Spanish actor Javier Bardem’s inspired performance makes you believe you’re watching the writer himself. Bardem completely immerses himself in this role so well you can’t tell where the actor ends and the character begins. His flawless performance, which is already receiving major recognition, is absolutely mesmerizing.
Before Night Falls eloquently blends narration from Arenas’ memoir and excerpts of his poetry into the narrative, lending the entire film a lyrical quality that makes it as poetic as Arenas’ words. The imagery of the film is equally stunning, from the opening sequences of Cuba’s verdant rural landscape to the ever-present images of water. Even the shots of unmitigated poverty and decay have a simple beauty. The score is as seductively evocative as the cinematography.
Schnabel’s film spans Arenas’ entire artistic life, from the opening sequences when his beautiful mother returns to her parents’ home carrying the three-month-old Reinaldo “as a product of her failure” to his death from AIDS in a run-down New York apartment. Schnabel covers this vast terrain with an effortless realism that never loses sight of Arenas’ humanity.
In his grandparents’ house, as throughout his life, Arenas struggled to freely express himself though surrounded by people who were indifferent and often hostile. He exhibits a gift for poetry early on, carving his words into trees. His grandfather, a brute with little patience for sensitivity in boys, hacks the words out of the bark with an axe. Intrigued by the revolution, Arenas leaves home in 1958 to join Castro’s rebels. He soon enough becomes disenchanted with the broken promises of revolution and turns to writing, winning a storytelling contest and landing a job at the prestigious National Library. The awkward young man, who walks with an insecure shuffle, finds himself as drawn to men as he is to words, and begins exploring his identity as both as writer and a homosexual. He plunges into the sexual revolution that coincides with the political revolution. Sexual freedom becomes a way of fighting a regime that considers hedonism and homosexuality a dangerous by-product of capitalism.
By the late 1960s, however, Castro begins cracking down on writers, homosexuals and dissidents. Despite the threats, Arenas continues to write, smuggling his work out of Cuba, which only leads the government to step up its persecution of him. He is arrested after being falsely accused of molesting two boys at a beach. He escapes from jail and tries to float to Miami in an inner tube, only to end up in Havana, where he lives in Lenin Park, depending on strangers for paper and bits of food. Arrested again, he’s taken to Morro Prison, where convicted rapists and murderers supply him with cigarettes and paper in exchange for writing love letters to their wives and girlfriends. In prison, he writes a book, which the glamourous transvestite Bon Bon (Johnny Depp in another original performance) smuggles out for him. Depp also plays a prison lieutenant who cruelly forces Arenas to renounce his writing when his book is discovered.

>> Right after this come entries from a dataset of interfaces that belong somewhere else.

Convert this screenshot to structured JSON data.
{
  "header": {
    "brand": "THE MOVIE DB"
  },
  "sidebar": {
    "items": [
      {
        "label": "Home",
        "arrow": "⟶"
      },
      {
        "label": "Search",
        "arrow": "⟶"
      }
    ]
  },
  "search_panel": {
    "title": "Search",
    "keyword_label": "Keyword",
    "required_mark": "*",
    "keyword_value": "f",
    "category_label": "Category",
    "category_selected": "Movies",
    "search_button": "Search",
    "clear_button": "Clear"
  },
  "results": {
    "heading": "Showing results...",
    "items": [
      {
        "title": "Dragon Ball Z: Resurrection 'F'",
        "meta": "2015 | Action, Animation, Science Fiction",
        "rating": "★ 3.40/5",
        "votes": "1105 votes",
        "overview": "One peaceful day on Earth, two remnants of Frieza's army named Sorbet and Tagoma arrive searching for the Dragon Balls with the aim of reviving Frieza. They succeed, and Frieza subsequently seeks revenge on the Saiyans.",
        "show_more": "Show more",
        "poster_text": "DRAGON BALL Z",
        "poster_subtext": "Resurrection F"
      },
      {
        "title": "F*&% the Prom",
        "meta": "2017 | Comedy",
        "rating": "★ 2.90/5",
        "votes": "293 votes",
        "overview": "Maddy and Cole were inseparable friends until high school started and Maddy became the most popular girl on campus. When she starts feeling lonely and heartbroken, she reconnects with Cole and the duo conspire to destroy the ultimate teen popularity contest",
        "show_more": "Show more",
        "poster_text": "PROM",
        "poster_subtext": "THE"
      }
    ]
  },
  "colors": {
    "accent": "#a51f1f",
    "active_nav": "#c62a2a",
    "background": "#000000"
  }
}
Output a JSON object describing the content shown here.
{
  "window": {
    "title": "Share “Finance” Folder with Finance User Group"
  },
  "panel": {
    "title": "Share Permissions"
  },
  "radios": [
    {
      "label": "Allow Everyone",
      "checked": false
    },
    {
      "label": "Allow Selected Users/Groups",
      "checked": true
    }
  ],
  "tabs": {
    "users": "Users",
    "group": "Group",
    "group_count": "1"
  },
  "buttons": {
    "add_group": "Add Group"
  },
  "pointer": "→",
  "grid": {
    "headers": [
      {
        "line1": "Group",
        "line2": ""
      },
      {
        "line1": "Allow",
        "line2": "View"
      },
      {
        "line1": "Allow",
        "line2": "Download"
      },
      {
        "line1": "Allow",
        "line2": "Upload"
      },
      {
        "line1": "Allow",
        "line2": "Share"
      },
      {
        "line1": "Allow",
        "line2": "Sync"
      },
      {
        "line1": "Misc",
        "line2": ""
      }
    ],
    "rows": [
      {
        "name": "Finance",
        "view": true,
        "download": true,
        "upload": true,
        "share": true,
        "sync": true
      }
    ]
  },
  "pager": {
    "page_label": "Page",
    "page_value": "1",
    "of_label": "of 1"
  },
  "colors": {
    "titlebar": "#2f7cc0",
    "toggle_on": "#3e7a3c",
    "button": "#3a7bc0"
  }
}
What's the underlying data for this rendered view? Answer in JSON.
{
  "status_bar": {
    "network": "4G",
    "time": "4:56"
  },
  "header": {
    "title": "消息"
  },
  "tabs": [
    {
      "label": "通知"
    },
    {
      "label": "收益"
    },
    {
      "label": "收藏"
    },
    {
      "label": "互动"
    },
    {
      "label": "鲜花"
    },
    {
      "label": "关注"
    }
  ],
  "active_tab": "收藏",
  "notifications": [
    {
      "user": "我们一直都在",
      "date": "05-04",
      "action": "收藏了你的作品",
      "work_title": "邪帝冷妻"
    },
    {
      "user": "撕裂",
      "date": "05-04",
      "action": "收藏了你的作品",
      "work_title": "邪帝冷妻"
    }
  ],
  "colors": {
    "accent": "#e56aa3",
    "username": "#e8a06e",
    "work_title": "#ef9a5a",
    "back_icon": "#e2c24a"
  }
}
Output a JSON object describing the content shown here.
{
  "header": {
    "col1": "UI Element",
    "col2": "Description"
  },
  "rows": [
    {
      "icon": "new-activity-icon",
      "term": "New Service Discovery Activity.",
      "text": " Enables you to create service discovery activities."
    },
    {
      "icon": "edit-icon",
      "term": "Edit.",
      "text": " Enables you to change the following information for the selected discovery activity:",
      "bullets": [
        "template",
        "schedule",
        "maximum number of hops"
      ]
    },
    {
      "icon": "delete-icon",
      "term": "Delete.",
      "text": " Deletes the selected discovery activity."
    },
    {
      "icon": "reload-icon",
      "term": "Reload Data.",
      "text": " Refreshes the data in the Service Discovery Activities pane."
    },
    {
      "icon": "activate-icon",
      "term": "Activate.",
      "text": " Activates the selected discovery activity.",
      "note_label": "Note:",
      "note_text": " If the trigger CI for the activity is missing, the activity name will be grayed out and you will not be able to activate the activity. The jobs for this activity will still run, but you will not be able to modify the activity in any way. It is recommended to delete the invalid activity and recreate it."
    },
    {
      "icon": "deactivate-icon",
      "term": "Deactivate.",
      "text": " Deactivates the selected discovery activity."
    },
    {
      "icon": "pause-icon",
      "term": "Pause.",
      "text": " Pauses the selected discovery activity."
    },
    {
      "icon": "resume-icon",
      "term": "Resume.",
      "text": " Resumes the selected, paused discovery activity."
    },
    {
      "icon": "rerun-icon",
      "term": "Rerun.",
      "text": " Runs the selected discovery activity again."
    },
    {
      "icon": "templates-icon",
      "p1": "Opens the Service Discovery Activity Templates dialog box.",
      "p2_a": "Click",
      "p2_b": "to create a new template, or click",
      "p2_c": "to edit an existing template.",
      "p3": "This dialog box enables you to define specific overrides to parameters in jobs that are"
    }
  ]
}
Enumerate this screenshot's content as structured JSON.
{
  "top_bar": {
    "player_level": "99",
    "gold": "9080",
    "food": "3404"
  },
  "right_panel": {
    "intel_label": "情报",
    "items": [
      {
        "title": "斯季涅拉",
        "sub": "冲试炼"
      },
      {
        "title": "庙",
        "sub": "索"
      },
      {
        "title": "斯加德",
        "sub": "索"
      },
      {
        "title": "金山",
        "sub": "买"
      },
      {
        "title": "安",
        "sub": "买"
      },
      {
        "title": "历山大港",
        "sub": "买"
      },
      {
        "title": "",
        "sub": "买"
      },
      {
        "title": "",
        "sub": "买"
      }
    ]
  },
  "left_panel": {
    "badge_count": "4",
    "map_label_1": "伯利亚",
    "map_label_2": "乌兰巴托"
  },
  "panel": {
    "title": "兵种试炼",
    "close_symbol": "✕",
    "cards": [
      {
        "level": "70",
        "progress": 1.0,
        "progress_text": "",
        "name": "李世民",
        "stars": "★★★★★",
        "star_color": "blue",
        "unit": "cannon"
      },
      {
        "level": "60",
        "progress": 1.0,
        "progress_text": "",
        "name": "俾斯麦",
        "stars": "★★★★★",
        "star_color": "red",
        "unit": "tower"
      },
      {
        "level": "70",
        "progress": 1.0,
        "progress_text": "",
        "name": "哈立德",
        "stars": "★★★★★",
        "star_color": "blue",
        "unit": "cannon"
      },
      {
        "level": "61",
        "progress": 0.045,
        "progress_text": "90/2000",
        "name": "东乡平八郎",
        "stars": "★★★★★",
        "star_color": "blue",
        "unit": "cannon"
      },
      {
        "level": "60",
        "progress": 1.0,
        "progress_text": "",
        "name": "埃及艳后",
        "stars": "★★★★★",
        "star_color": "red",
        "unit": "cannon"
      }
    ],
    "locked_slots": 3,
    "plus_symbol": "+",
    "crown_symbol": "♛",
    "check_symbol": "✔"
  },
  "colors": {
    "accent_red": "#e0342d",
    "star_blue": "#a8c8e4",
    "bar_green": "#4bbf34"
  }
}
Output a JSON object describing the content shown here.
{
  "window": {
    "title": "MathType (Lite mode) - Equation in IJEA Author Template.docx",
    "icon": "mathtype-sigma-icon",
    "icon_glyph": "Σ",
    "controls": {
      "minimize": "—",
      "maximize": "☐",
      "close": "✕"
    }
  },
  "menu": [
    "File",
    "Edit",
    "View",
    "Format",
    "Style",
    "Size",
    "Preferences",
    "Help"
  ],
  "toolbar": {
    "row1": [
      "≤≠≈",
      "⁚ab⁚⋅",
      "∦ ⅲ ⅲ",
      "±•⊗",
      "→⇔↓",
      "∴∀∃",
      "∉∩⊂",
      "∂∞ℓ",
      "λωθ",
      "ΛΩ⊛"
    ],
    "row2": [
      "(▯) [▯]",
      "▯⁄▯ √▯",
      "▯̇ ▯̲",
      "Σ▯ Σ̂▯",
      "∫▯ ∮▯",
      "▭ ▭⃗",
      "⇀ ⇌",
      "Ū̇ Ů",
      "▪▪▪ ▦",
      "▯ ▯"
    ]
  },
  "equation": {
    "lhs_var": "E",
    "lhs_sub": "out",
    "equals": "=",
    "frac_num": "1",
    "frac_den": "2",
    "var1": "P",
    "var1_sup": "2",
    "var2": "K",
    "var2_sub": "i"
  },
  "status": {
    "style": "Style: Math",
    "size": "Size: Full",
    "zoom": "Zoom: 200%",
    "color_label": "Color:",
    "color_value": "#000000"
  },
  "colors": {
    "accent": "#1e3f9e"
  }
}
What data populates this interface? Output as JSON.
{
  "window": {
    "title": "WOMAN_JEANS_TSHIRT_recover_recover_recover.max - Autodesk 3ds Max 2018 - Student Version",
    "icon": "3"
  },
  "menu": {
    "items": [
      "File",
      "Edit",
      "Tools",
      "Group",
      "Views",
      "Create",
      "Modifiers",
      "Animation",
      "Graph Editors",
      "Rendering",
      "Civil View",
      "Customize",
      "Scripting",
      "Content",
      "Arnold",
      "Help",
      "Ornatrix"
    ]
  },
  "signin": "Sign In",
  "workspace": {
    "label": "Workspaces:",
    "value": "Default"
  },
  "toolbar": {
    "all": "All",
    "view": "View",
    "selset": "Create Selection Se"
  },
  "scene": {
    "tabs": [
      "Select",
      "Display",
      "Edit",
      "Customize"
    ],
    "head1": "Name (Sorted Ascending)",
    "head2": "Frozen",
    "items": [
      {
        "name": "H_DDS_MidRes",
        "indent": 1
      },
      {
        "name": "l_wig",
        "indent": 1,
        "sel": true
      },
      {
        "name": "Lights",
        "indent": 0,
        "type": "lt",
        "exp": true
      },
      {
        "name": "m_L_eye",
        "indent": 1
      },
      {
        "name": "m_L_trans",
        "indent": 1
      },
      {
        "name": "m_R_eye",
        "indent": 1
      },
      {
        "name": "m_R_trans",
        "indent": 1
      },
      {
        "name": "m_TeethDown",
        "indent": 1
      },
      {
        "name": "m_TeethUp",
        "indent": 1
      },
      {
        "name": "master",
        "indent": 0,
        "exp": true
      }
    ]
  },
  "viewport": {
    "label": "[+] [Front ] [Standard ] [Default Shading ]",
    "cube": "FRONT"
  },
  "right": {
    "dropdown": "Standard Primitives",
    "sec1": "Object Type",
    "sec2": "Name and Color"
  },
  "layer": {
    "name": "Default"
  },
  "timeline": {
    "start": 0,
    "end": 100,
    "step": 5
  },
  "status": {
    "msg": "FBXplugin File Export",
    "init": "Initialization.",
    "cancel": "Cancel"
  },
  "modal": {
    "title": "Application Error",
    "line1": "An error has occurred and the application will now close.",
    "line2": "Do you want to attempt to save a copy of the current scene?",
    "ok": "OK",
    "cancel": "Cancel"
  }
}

His words are all Arenas has, and his output is prolific. When asked, “Why do you write?” he answers with a smile, “revenge.” Arenas came to New York in 1980 during the Mariel Harbor boatlift , when Castro allowed criminals, homosexuals and the mentally ill to leave Cuba. The angry and lonely child arrives at last in the land of the free only to discover that America is no more welcoming of him than was Cuba. For Reinaldo Arenas, true freedom can exist only at a typewriter.
Before Night Falls is not only a vibrant portrait of a complex human being. It is also a powerful exploration of the political repression that informed his work, and a testament to the triumphant power of art that liberated him and will ensure his survival long after political regimes crumble.
Before Night Falls (R)HHHH Directed by Julian Schnabel. Starring Javier Bardem.